Trump, Biden in decisive race
By Henry Ojelu
ABOUT 236 million Americans will today decide between President Donald Trump and former Vice-President Joe Biden who will lead the country in the next four years.
Already, more than 94 million people have cast their ballots in early voting, putting the country on course for its highest turnout in a century. In the US election, voters decide state-level contests rather than an overall single national one.
To be elected US president, a candidate must win at least 270 votes in what’s called the Electoral College. Each US state gets a certain number of votes partly based on its population and there are a total of 538 up for grabs. This system explains why it’s possible for a candidate to win the most votes nationally – as Hillary Clinton did in 2016 – but still lost the election.
According to national polls, Biden is leading by a narrower margin in many key states and has multiple paths to victory. Trump’s route to the required 270 votes is thinner but still viable, meaning either candidate could win. Trump’s campaign is counting on a surge in Election Day turnout from his supporters to fuel the President’s path to reelection.
Biden is ahead in sufficient swing states to allow multiple routes to the 270 electoral votes needed to win the White House, including through the Sun Belt and the Midwest.
“We feel very confident about our pathways to victory,” Biden senior adviser Anita Dunn told Jake Tapper on CNN’s “State of the Union” on Sunday. Biden is hoping that wins in states like Arizona, Florida, Georgia or North Carolina could send an early signal later today that he is heading for victory.
Trump, while trailing Biden, also has a clear, if narrower, chance to get to 270 electoral votes that relies on him sweeping through a swath of battlegrounds he won four years ago with what his campaign promises will be a huge Election Day turnout.
The President cannot afford to drop states like Florida, Georgia or North Carolina and then must battle Biden in the Midwest — the decisive territory in his victory over Hillary Clinton, where he is struggling, by comparison, four years later.
Still, the President is within striking distance in some swing state polls and Democrats are haunted by the idea that he could yet again defy expectations and pull off a stunning Election Day comeback.
President Trump has already cast doubt on the integrity of vote counting and warning he will deploy squads of lawyers when polls close today as his latest attempts to tarnish the democratic process deepen a sense of national nervousness hours before Election Day.
Fears are also growing that the President might try to declare victory before all the votes are counted as he and Biden launch a final-day swing through the battleground states that will decide one of the most crucial elections in modern US history.
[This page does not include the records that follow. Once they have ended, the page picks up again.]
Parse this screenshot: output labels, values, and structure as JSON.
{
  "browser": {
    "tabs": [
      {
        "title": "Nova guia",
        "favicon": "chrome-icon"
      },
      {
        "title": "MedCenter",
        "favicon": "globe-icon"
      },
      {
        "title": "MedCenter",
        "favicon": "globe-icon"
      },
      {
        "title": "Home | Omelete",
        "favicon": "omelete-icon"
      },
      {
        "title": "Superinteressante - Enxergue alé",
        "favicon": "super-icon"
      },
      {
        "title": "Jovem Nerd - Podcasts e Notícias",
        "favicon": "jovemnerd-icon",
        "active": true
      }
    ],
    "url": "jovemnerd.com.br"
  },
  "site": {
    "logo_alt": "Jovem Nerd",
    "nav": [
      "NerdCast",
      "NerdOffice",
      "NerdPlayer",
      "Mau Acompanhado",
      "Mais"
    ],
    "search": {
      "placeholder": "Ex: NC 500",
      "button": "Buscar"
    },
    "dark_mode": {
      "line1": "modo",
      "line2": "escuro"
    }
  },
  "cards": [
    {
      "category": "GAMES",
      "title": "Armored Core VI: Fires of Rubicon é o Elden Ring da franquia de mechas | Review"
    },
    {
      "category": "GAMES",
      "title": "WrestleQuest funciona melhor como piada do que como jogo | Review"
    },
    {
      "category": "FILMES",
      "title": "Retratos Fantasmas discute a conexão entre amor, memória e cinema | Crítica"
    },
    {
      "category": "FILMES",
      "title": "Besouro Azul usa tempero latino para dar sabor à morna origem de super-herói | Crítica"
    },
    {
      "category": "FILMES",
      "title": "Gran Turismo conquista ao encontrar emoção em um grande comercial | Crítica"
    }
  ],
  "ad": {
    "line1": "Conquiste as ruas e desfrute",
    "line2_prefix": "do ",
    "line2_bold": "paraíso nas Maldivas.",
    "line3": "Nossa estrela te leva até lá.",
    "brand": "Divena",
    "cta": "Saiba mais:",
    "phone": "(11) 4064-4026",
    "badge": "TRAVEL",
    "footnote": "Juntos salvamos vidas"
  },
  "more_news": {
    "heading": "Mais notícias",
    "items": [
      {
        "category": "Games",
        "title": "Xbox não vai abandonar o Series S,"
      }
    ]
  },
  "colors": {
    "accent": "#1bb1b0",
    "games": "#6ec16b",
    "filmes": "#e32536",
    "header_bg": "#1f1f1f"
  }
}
Their sprint is taking place as the coronavirus pandemic — that Trump has denied and downplayed — begins to rage out of control across most of the country. The situation further complicates life for millions expected to head to polling places today to join the record 95 million citizens who have already cast an early vote.
It can take several days for every vote to be counted after any US presidential election, but it’s usually pretty clear who the winner is by the early hours of the following morning.
In 2016, Donald Trump took to the stage in New York at about 03:00 local time to give his victory speech in front of a crowd of jubilant supporters.
Officials are however already warning that the country may have to wait longer – possibly days, even weeks – for the result this year because of the expected surge in postal ballots. The last time the result wasn’t clear within a few hours was in 2000, when the winner wasn’t confirmed until a Supreme Court ruling was made a month later.
Different states have different rules for how – and when – to count postal ballots, meaning there will be large gaps between them in terms of reporting results. In some states, it will take weeks to get complete results.
On Sunday, a report by the news site Axios said Mr Trump would declare victory on Tuesday night if it looked as if he was ahead.
Mr Trump denied the report, but said that counting ballots after election day was a “terrible thing”. Meanwhile, Mr Biden vowed to stop the Trump “stealing” the election.
A federal judge in Texas appeared sceptical of an attempt by Republicans to throw out about 127,000 votes already cast in the presidential election at drive-through voting sites in Houston, a Democratic-leaning area, according to Reuters news agency.
On the eve of Election Day, US District Judge Andrew Hanen said the Republicans who brought the case faced an “uphill road” in convincing him that the votes should be voided.
The judge said the plaintiffs needed to show that Harris County Clerk Chris Hollins, a Democrat, had an “evil motive” in allowing drive-through voting as an alternative during the coronavirus pandemic.
Hanen also questioned the last-minute timing of the case: “Didn’t we test this in the primaries this summer?” The judge asked a lawyer for the plaintiffs, adding: “Why am I just getting this case?”
Wall Street’s major stock indexes opened higher on Monday after their worst week since March as investors prepare for an eventful week surrounding today’s presidential election.
After jumping more than 300 points at the opening bell, the Dow Jones Industrial Average slid back a bit, then resumed its climb. Around 9:45 AM ET, the 30-share index was up more than 323 points or 1.22 per cent at 26,825.37.
The S&P 500 – a gauge for the health of US retirement and college savings reports- was up 0.87 per cent, while the tech-heavy Nasdaq Composite Index was up more than one per cent.